Parr sees himself as an outsider “with a need not simply to represent his world [his subjectivity (interp. SJ)] but to dissect it, to find a way to understand it and to make it his own.” [Scheer, p1]. To a great extent this approach led to his concentration on performance as a medium. Since he began his early performance works, they have usually been documented or, more importantly, actually mediated and made visible through the use of video and film. The main point about performance art(work) that aligns it with video/film recording is that it is the enactment of a process and as all processes take time to unfold, the time-based media are the most appropriate way of documenting that process.

Early In 1973 Parr travelled abroad for the first time, making Vienna his base (as he did again in 1977-8). He carried out performances in Lausanne and Neuchatel, Switzerland. These works (and the associated filmed record) were collectively entitled Performances, Actions, Video Systems and developed out of works previously made in Sydney: Word Situations (1971) and Idea Demonstrations (1971-2).
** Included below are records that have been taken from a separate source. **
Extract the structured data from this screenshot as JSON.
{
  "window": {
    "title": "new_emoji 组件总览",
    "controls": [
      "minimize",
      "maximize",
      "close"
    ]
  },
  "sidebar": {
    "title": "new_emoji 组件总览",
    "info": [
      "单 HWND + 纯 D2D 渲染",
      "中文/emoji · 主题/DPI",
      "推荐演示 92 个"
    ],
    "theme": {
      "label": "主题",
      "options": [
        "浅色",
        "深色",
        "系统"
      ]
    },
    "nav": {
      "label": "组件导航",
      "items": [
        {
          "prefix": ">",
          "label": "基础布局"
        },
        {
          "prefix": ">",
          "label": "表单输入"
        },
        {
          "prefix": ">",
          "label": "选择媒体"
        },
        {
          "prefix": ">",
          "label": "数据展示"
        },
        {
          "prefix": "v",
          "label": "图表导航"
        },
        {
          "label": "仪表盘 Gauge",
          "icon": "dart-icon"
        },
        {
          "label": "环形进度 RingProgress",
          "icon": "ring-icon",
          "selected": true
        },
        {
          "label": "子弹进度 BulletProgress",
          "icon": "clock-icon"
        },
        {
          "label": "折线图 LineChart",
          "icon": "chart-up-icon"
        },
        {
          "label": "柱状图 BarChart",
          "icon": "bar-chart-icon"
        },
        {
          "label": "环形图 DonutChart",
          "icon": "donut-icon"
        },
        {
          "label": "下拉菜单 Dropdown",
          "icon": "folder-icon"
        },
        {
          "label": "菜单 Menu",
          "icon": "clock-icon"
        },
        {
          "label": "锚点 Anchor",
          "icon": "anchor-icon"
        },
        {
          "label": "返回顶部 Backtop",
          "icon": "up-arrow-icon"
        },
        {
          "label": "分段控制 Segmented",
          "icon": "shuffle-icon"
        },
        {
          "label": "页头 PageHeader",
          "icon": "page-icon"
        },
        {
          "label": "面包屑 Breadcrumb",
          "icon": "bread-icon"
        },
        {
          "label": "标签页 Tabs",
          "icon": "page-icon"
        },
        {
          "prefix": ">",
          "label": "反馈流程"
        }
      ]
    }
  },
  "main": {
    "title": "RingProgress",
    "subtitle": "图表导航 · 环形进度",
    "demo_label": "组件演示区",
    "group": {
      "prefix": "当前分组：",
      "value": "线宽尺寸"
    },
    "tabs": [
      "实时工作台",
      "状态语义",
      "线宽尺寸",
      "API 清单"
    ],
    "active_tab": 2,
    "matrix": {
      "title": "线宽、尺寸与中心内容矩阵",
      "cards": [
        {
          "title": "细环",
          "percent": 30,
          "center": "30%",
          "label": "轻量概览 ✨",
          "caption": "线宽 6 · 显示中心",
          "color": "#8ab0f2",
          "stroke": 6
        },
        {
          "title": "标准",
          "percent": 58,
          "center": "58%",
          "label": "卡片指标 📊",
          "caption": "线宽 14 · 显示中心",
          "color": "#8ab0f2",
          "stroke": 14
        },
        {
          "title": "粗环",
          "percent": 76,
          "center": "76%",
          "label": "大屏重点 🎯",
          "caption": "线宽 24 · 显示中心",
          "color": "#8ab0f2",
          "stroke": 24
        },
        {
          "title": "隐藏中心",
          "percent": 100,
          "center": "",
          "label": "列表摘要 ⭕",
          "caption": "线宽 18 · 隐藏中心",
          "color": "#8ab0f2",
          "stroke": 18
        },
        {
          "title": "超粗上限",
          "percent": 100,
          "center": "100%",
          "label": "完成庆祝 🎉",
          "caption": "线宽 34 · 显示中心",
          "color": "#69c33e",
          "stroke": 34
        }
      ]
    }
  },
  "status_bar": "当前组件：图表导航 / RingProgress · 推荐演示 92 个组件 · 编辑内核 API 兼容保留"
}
His next project, again film, was Rules and Displacement Activities, Part 1 (1974), in which he performed a number of extremely difficult and disturbing works. This series of films continued through parts 2 (1975-76) and 3 (1983). Since then many of his performances have been videotaped as documentation.

  • 1. http://www.nga.gov.au/landscapes/Par.htm
  • 2. Sue Cramer, Inhibodress 1970-1972, Brisbane: Institute of Modern Art, (1989).
  • 3. Mike Parr, interview with Stephen Jones, recorded 26 August, 2010.
  • 4. Brook discusses video and Parr and Kennedy's Idea Demonstrations film in Donald Brook, “Idea Demonstrations: body art and 'video freaks' in Sydney”, Studio International, June 1973, vol.185, no.956, pp.269-273.
  • 5. Ibid.
  • 6. Donald Brook, “Idea Demonstrations: body art and 'video freaks' in Sydney”, Studio International, June 1973, vol.185, no.956, pp.269-273.
Date 
b. 1945
Birth place
Sydney, NSW, Australia
Period of activity 
from 1970
Related organisations
Selected works
Mike Parr's instructions for Self Circles on Sand No.1, from the Inhibodress Vide Tapes catalogue.
Mike Parr's instructions for Self Circles on Sand No.1, from the Inhibodress Vide Tapes catalogue. – from Self-Circle on Sand - No.1 
Mike Parr's instructions for Pushing a Camera Over a Hill, from the Inhibodress Video Tapes catalogue.
Mike Parr's instructions for Pushing a Camera Over a Hill, from the Inhibodress Video Tapes catalogue. – from Pushing a Camera over a Hill 
Mike Parr's instructions for Mirror Definition, from the Video Tapes at Inhibodress catalogue.
Mike Parr's instructions for Mirror Definition, from the Video Tapes at Inhibodress catalogue. – from Mirror Definition 
Mike Parr's instructions for To Comprehend Reality One Must Surround It, from the Inhibodress Vides Tapes Catalogue.
Mike Parr's instructions for To Comprehend Reality One Must Surround It, from the Inhibodress Vides Tapes Catalogue. – from To Comprehend Reality One Must Surround It. 
Mike Parr's instruction for Bubble Work, from the Video Tapes at Inhibodress catalogue.
Mike Parr's instruction for Bubble Work, from the Video Tapes at Inhibodress catalogue. – from Bubble Work